the two great generals, Guerrero and Morelos, that led Mexico to its independence, in 1821 were of African descent? In fact, Guerrero was known as "the Negro (neh-gro) Guerrero", who went on to become Mexico's 2nd president, and who also abolished slavery in Mexico in 1829. Gates, 2011
A slice of history:
Slavery lasted for 366 yrs totaling an estimated 12.5 million people that captured, stolen, or sold, from the continent of Africa. Eltis and Richardson, 2015. What's even more frightening, according to their research, is that around 2 million slaves never actually survived the journey. It's important to acknowledge that these are the people/numbers that can be accounted for, but what about those that vanished from their homelands with no official record on file, who either survived the journey, or didn't?
So where did the slaves go?
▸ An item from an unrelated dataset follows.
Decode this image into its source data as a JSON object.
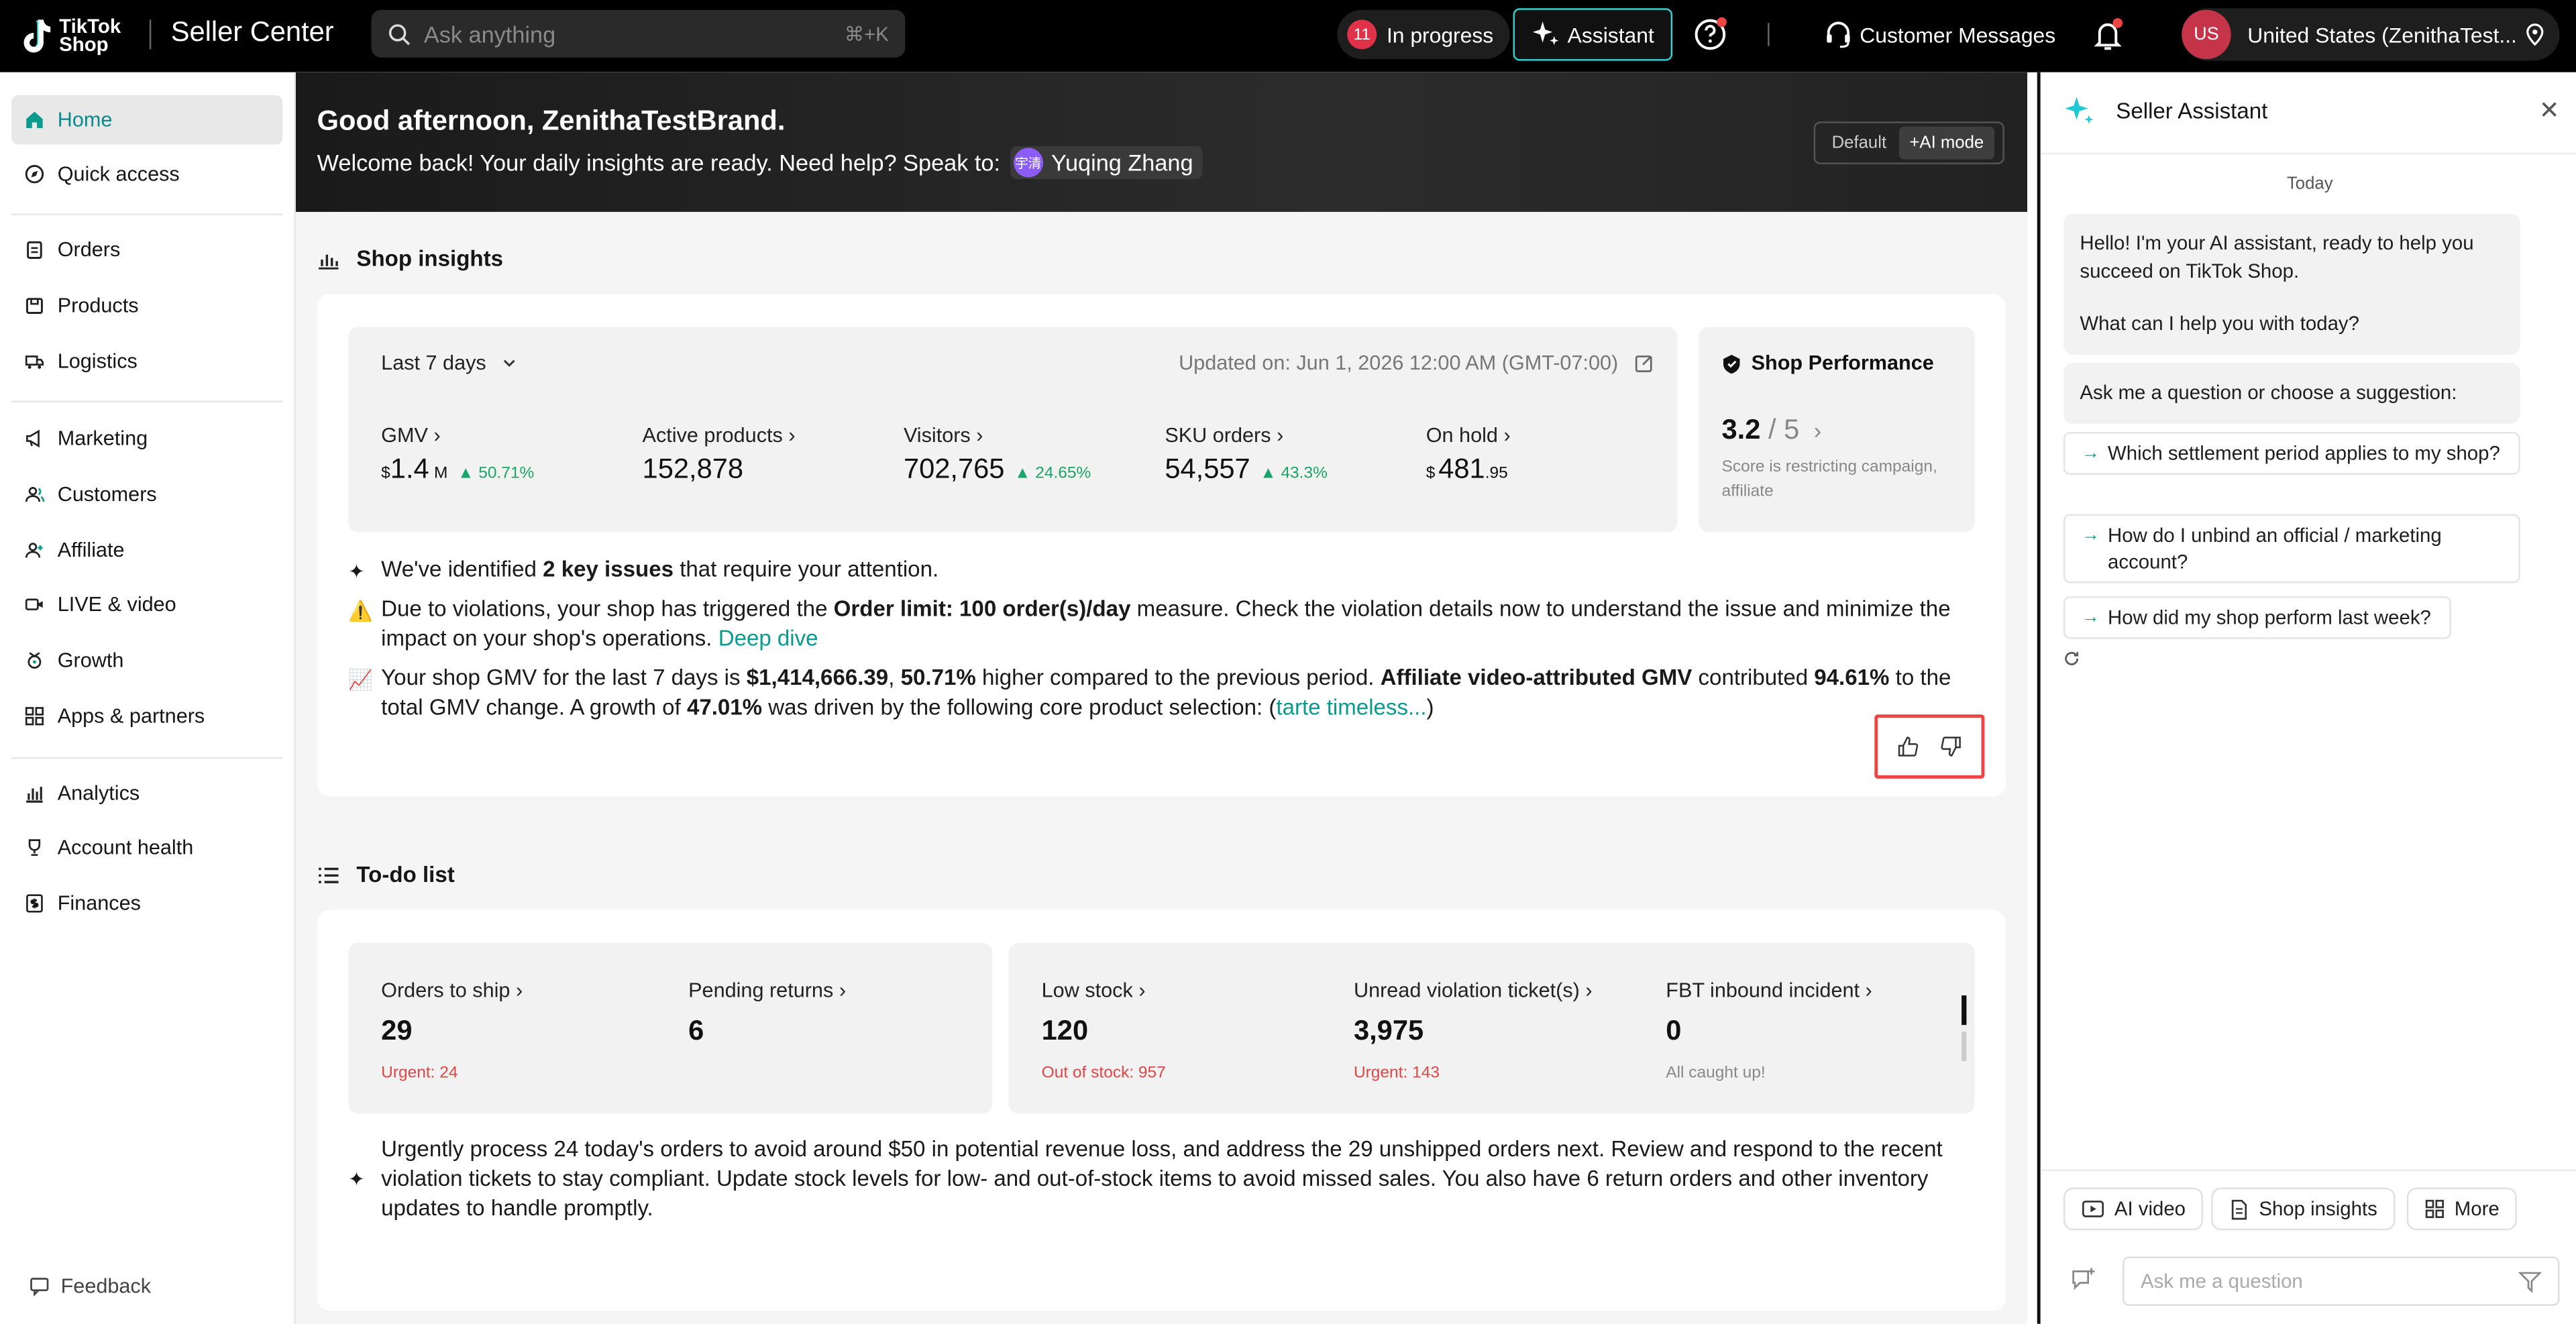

Less than 4% of slaves landed in the United States and the majority went to the Caribbean, South and Central America. When people have learned that I speak Spanish, there are only a couple places that they'll assume I'm from, either Dominican Republic, or Cuba, and this is generally from Spanish speakers. For me that shows how little exposure, there is in regards to Black history in Latin America, even amongst those that are native Spanish speakers. Unless one has taken the time to do some research it's not likely that when you think of slavery you think of Ecuador, Honduras, Nicaragua, Costa Rica, Mexico, Peru, Colombia, Venezuela etc. Although people might know Brazil has the largest Black population next to the continent of Africa, I don't think we see "Black" when we see images of Brazil.
That's what this project is about. Not only exposing the world to the African diaspora in Latin America, but educating the world on the history, culture, and impact that slavery had in Latin America. In fact, the name "Black and Sugar" is based off the fact that 80% of slaves taken from Africa went to sugar growing areas. Stay tuned for updates on upcoming countries I'll be visiting, the photobook release, and the photo exhibition.
© 2020 by Flikk Thornton Photography